Wood pellet stoves drive heat in more houses in Western Pennsylvania
When his wood-burning stove wouldn’t warm his living room, Jim Passieu bought one that burns wood pellets, hoping its supplemental heat would help.
“I live high on a hill, so I get all the wind,” Passieu said of his split-level house in Cecil. “This pellet stove puts the heat in the room where we sit.”
The stove worked so well, he burned only pellets last winter.
Passieu is a part of a growing group of homeowners and businesses relying on an old renewable fuel burned with sophisticated stove technology. Wood pellets are a cheaper and cleaner alternative to fossil fuels, industry and government officials say.
“It has grown steadily over the last 20 years, and ironically, it’s still a surprise to many people how many folks use pellets to supplement their home heating,” said John Crouch, director of public affairs at the Hearth, Patio & Barbecue Association in Pittsburgh’s Arlington neighborhood.
Last year, 2.5 million households across the country used wood, including pellets, as the main source of home heating, according to the Energy Information Administration. That’s 24 percent more than the 1.9 million households in 2005. Nine million more households use wood as a secondary fuel.
Newer stove models have digital controls with Bluetooth capabilities that can connect to a cellphone and schedule pellets to burn in varying increments during the day. Pellets produce much less smoke than wood because of their low moisture content, industry experts say.
Growing consumer demand
The Northeast leads the country in pellet production for residential home heating and consumption, according to the EIA.
Sales at Dry Creek Wood Pellets, a manufacturer in New York, rose 14 percent since last year, said Dan Wetzel, the company’s vice president for sales and marketing. The company sells to 320 retailers in Connecticut, Massachusetts, Vermont and Pennsylvania, and has a mill in Ulysses in Potter County and Arcade, N.Y.
Dry Creek’s pellets and most others used for home heating are made of sawdust and waste wood.
“We’re not harvesting trees,” Wetzel said.
Dry Creek sells its pellets to Bradigan’s Heating and Air in Kittanning, which sells pellet-burning stoves.
“We’ve seen in the last two to three years that due to other energy forms going up in price, customers want a secondary heat source,” said Sharon Bradigan, the store’s marketing manager.
Andy Steiminger, owner of Buck Stove & Fireplaces of Beaver Valley in Monaca, uses a pellet stove to heat his three-story house. He has been selling them for 20 years. Demand steadily increased over that time, he said, but business depends on oil and natural gas prices.

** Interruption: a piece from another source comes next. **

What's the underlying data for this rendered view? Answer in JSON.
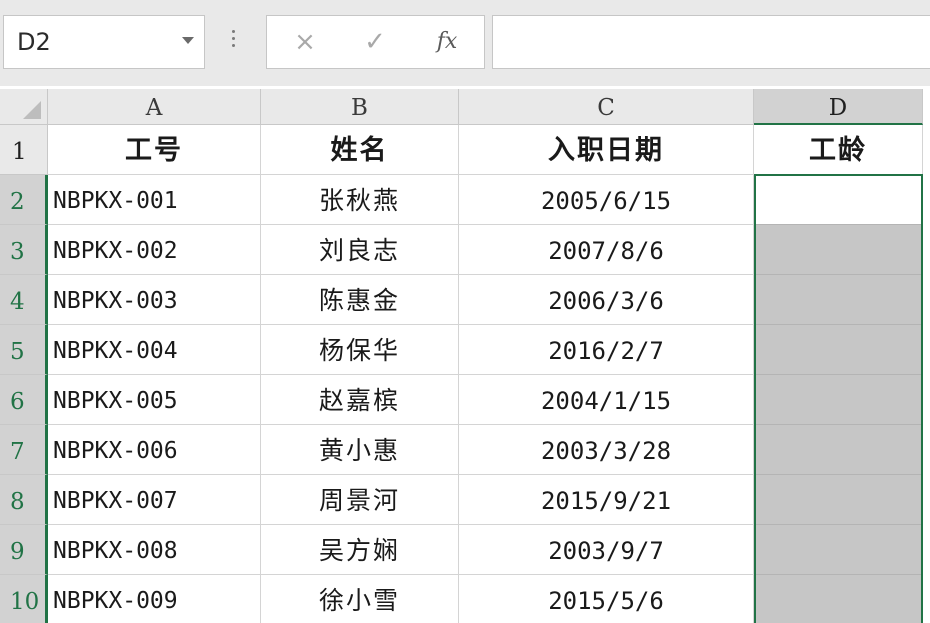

“If oil and gas prices are high, then we’re busy,” he said. “If they’re low, then we’re not so busy.”
Increased demand for pellets spiked their price and brought shortages in winter months, retailers say. Prices for pellets are lower in summer, but have increased over the past two years, along with demand, wholesalers and retailers say.
Powering through biomass
Burning pellets to produce electricity is gaining popularity as power companies in the United States and Europe seek lower-carbon alternatives to coal.
Industrial pellet shipments out of the country more than doubled over the past two years, from just more than 2 million short tons in 2012 to nearly 4.5 million in 2014, according to the EIA. The United States eclipsed Canada in 2012 as the largest exporter of wood pellets.
Europe’s demand is led by England and fueled in part by generous government aid and mandates aimed to steer energy consumption toward sources such as wood or solar.
Electricity generated from biomass, which includes wood and other vegetative matter, in the United Kingdom increased by 43 percent from 2013 to 2014, according to the EIA. By comparison, biomass was 1.7 percent of electricity generation in the United States last year — minute compared with coal and natural gas.
Pellets used to produce power typically are made from lower-quality wood, have more ash, and are bigger than those used for home heating. The home heating and industrial sectors of the pellet industry largely are separate; manufacturers make pellets for one market or the other, said Bruce Lisle, president and CEO of Energex Corp., a pellet manufacturer based in Mifflintown, near Harrisburg.
Industrial pellet makers mostly are based in the Southeast, where critics say European demand is driving their rampant clear-cutting of forests. But pellet industry advocates argue the industrial pellet industry is filling the hole left by the collapse of the paper and pulp industry in the South.
“It’s viewed as some dramatic new increase,” said Charles Niebling, a consultant for the pellet industry based in Concord, N.H., and member of the Biomass Thermal Energy Council board of directors. “It’s not (that) it’s just displacing paper.”
Katelyn Ferral is a Trib Total Media staff writer. Reach her at 412-380-5627 or [email protected].